An English court has approved the extradition of alleged Pentagon hacker Gary McKinnon, according to reports. But his lawyer has vowed to appeal, a last attempt to prevent him standing trial in the US on charges that carry a sentence of up to 70 years.

The US government alleges that McKinnon hacked into military computers and caused damage. McKinnon has admitted hacking the US networks. But he has suggested he was seeking suppressed evidence of UFOs and denies causing harm.

According to the US indictment, between March 2001 and March 2002, McKinnon hacked into and damaged more than 90 computers belonging to the US Army, Navy, Air Force, Department of Defense and NASA, and six computers belonging to private businesses.

The indictment alleged that McKinnon scanned a large number of computers in the .mil internet domain name network, was able to access the computers and obtained administrative privileges. Once he was able to access the computers, McKinnon is alleged to have installed a remote administration tool, a number of hacker tools, copied password files and other files, deleted a number of user accounts and deleted critical system files. The loss to the various military organizations, NASA and the private businesses was estimated at $700,000. McKinnon was charged on seven counts of hacking and on each count faces a maximum sentence of 10 years' imprisonment and a $250,000 fine.

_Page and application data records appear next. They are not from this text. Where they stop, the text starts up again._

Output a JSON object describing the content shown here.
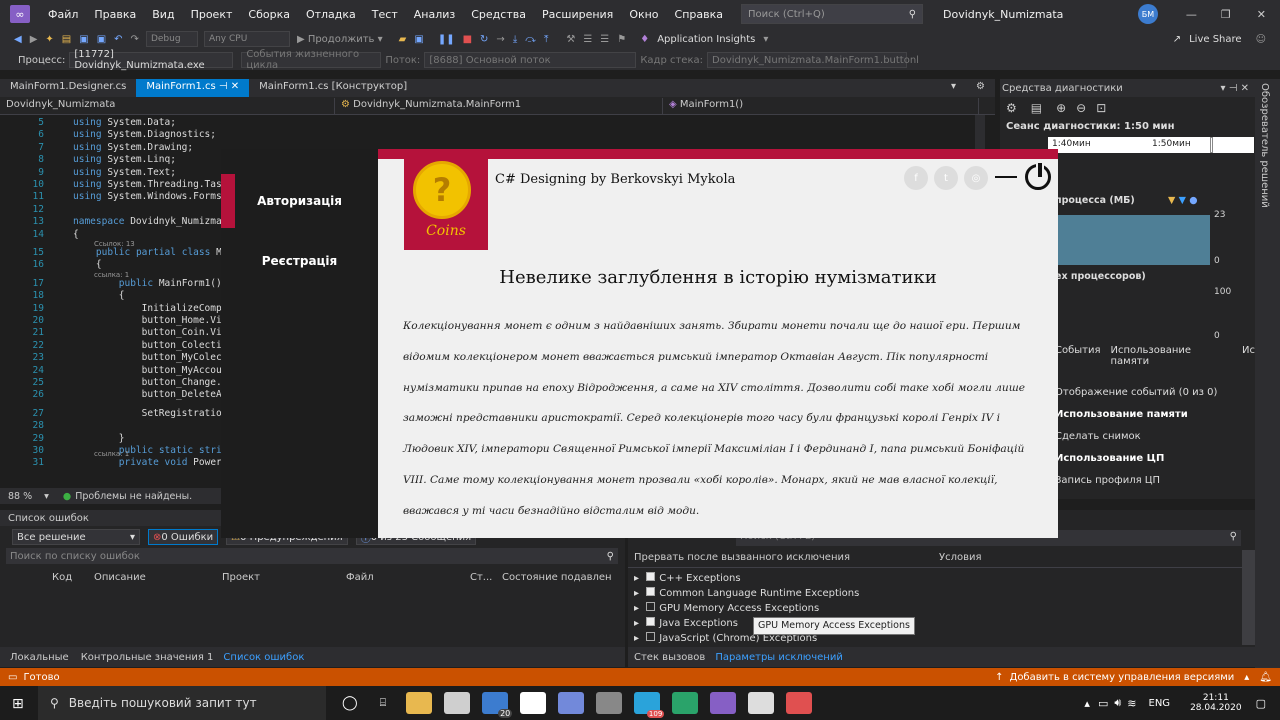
{
  "menubar": {
    "items": [
      "Файл",
      "Правка",
      "Вид",
      "Проект",
      "Сборка",
      "Отладка",
      "Тест",
      "Анализ",
      "Средства",
      "Расширения",
      "Окно",
      "Справка"
    ],
    "search_placeholder": "Поиск (Ctrl+Q)",
    "window_title": "Dovidnyk_Numizmata",
    "user_initials": "БМ"
  },
  "toolbar": {
    "config": "Debug",
    "platform": "Any CPU",
    "continue_label": "Продолжить",
    "insights_label": "Application Insights",
    "live_share_label": "Live Share"
  },
  "procbar": {
    "process_label": "Процесс:",
    "process_value": "[11772] Dovidnyk_Numizmata.exe",
    "lifecycle_label": "События жизненного цикла",
    "thread_label": "Поток:",
    "thread_value": "[8688] Основной поток",
    "stack_label": "Кадр стека:",
    "stack_value": "Dovidnyk_Numizmata.MainForm1.buttonl"
  },
  "tabs": [
    "MainForm1.Designer.cs",
    "MainForm1.cs",
    "MainForm1.cs [Конструктор]"
  ],
  "navbar": [
    "Dovidnyk_Numizmata",
    "Dovidnyk_Numizmata.MainForm1",
    "MainForm1()"
  ],
  "editor": {
    "lines": [
      {
        "n": "5",
        "t": "using System.Data;"
      },
      {
        "n": "6",
        "t": "using System.Diagnostics;"
      },
      {
        "n": "7",
        "t": "using System.Drawing;"
      },
      {
        "n": "8",
        "t": "using System.Linq;"
      },
      {
        "n": "9",
        "t": "using System.Text;"
      },
      {
        "n": "10",
        "t": "using System.Threading.Tasks;"
      },
      {
        "n": "11",
        "t": "using System.Windows.Forms;"
      },
      {
        "n": "12",
        "t": ""
      },
      {
        "n": "13",
        "t": "namespace Dovidnyk_Numizmata"
      },
      {
        "n": "14",
        "t": "{"
      },
      {
        "n": "15",
        "t": "    public partial class Main"
      },
      {
        "n": "16",
        "t": "    {"
      },
      {
        "n": "17",
        "t": "        public MainForm1()"
      },
      {
        "n": "18",
        "t": "        {"
      },
      {
        "n": "19",
        "t": "            InitializeCompone"
      },
      {
        "n": "20",
        "t": "            button_Home.Visib"
      },
      {
        "n": "21",
        "t": "            button_Coin.Visib"
      },
      {
        "n": "22",
        "t": "            button_Colectione"
      },
      {
        "n": "23",
        "t": "            button_MyColectic"
      },
      {
        "n": "24",
        "t": "            button_MyAccount."
      },
      {
        "n": "25",
        "t": "            button_Change.Vis"
      },
      {
        "n": "26",
        "t": "            button_DeleteAc.V"
      },
      {
        "n": "27",
        "t": "            SetRegistration(t"
      },
      {
        "n": "28",
        "t": ""
      },
      {
        "n": "29",
        "t": "        }"
      },
      {
        "n": "30",
        "t": "        public static string"
      },
      {
        "n": "31",
        "t": "        private void Power_Cl"
      }
    ],
    "ref_13": "Ссылок: 13",
    "ref_1": "ссылка: 1"
  },
  "statusline": {
    "zoom": "88 %",
    "issues": "Проблемы не найдены."
  },
  "errors": {
    "title": "Список ошибок",
    "scope": "Все решение",
    "errors_count": "0 Ошибки",
    "warnings_count": "0 Предупреждения",
    "messages_count": "0 из 23 Сообщения",
    "search_placeholder": "Поиск по списку ошибок",
    "columns": [
      "Код",
      "Описание",
      "Проект",
      "Файл",
      "Ст...",
      "Состояние подавлен"
    ],
    "bottom_tabs": [
      "Локальные",
      "Контрольные значения 1",
      "Список ошибок"
    ]
  },
  "diag": {
    "title": "Средства диагностики",
    "session": "Сеанс диагностики: 1:50 мин",
    "t1": "1:40мин",
    "t2": "1:50мин",
    "mem_label": "процесса (МБ)",
    "mem_max": "23",
    "mem_min": "0",
    "cpu_label": "ех процессоров)",
    "cpu_max": "100",
    "cpu_min": "0",
    "tabs": [
      "События",
      "Использование памяти",
      "Ис"
    ],
    "rows": [
      "Отображение событий (0 из 0)",
      "Использование памяти",
      "Сделать снимок",
      "Использование ЦП",
      "Запись профиля ЦП"
    ]
  },
  "side_vertical": "Обозреватель решений",
  "exceptions": {
    "search_placeholder": "Поиск (Ctrl+E)",
    "col1": "Прервать после вызванного исключения",
    "col2": "Условия",
    "items": [
      "C++ Exceptions",
      "Common Language Runtime Exceptions",
      "GPU Memory Access Exceptions",
      "Java Exceptions",
      "JavaScript (Chrome) Exceptions"
    ],
    "bottom_tabs": [
      "Стек вызовов",
      "Параметры исключений"
    ],
    "tooltip": "GPU Memory Access Exceptions"
  },
  "statusbar": {
    "ready": "Готово",
    "vcs": "Добавить в систему управления версиями"
  },
  "taskbar": {
    "search": "Введіть пошуковий запит тут",
    "badge": "20",
    "badge2": "109",
    "lang": "ENG",
    "time": "21:11",
    "date": "28.04.2020"
  },
  "app": {
    "nav": [
      "Авторизація",
      "Реєстрація"
    ],
    "logo_word": "Coins",
    "title": "C# Designing by Berkovskyi Mykola",
    "heading": "Невелике заглублення в історію нумізматики",
    "body": "Колекціонування монет є одним з найдавніших занять. Збирати монети почали ще до нашої ери. Першим відомим колекціонером монет вважається римський імператор Октавіан Август. Пік популярності нумізматики припав на епоху Відродження, а саме на XIV століття. Дозволити собі таке хобі могли лише заможні представники аристократії. Серед колекціонерів того часу були французькі королі Генріх IV і Людовик XIV, імператори Священної Римської імперії Максиміліан I і Фердинанд I, папа римський Боніфацій VIII. Саме тому колекціонування монет прозвали «хобі королів». Монарх, який не мав власної колекції, вважався у ті часи безнадійно відсталим від моди.",
    "accent": "#b5123b"
  }
}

The US sought McKinnon's extradition and McKinnon challenged it in Bow Street Magistrates Court.

Unauthorised access to a computer would not be sufficient to justify extradition from the UK because the UK's Computer Misuse Act currently carries a maximum penalty of six months' imprisonment for this offence. Under an extradition treaty of 1972 between the US and the UK, only an offence carrying a maximum sentence of one year or more in both countries is eligible for extradition. But the charges against McKinnon include causing damage – and that carries a maximum sentence of five years in the UK. It is irrelevant that the sentence is higher in the US.

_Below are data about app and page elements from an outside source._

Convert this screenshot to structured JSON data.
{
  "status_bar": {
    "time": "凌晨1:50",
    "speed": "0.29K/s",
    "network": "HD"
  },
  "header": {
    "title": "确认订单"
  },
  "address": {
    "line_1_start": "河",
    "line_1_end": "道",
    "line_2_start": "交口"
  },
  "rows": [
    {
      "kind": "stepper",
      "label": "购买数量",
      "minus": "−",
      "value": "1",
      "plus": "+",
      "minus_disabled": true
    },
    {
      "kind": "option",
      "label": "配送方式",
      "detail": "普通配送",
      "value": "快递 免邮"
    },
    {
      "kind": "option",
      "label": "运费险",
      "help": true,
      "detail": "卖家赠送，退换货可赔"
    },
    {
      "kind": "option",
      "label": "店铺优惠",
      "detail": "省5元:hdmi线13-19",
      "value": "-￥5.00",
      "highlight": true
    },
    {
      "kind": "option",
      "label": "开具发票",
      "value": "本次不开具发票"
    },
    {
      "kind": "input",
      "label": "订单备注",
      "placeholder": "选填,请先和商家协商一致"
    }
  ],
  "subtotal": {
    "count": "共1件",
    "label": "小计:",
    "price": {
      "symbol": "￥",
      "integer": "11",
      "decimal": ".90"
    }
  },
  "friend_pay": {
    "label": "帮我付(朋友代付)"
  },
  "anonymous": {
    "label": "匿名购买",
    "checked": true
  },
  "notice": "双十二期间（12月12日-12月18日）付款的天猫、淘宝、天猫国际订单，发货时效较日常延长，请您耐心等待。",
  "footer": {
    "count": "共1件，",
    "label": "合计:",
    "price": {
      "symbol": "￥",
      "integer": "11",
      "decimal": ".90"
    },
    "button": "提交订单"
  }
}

McKinnon might have argued that the request for extradition was made with a view to punish him for an offence of a political character. Alternatively he could and did argue that he would not receive a fair trial in the US. The UK-US treaty allows extradition to be refused on any ground specified by the law of the requested party. In the UK, the right to a fair trial is enshrined in the Human Rights Act and the European Convention of Human Rights.

But Silicon.com reports that Judge Nicholas Evans today rejected McKinnon's argument that he would face an unfair trial in the US where McKinnon's case has been characterised as a matter of national security.

Judge Evans told the court he is confident in assurances received from the US that McKinnon will be tried in a civilian court and will not stand trial under 'Military Order No. 1' which could have seen his indefinite imprisonment in Guantanamo Bay, reports Silicon.com.

Karen Todner, Mr McKinnon's solicitor, told BBC News: "We're obviously very disappointed with the judgement that was given this morning. We're proposing to appeal this to the Secretary of State, and if we're still refused we will then appeal to the High Court for a decision to allow Gary to be tried here as a British citizen."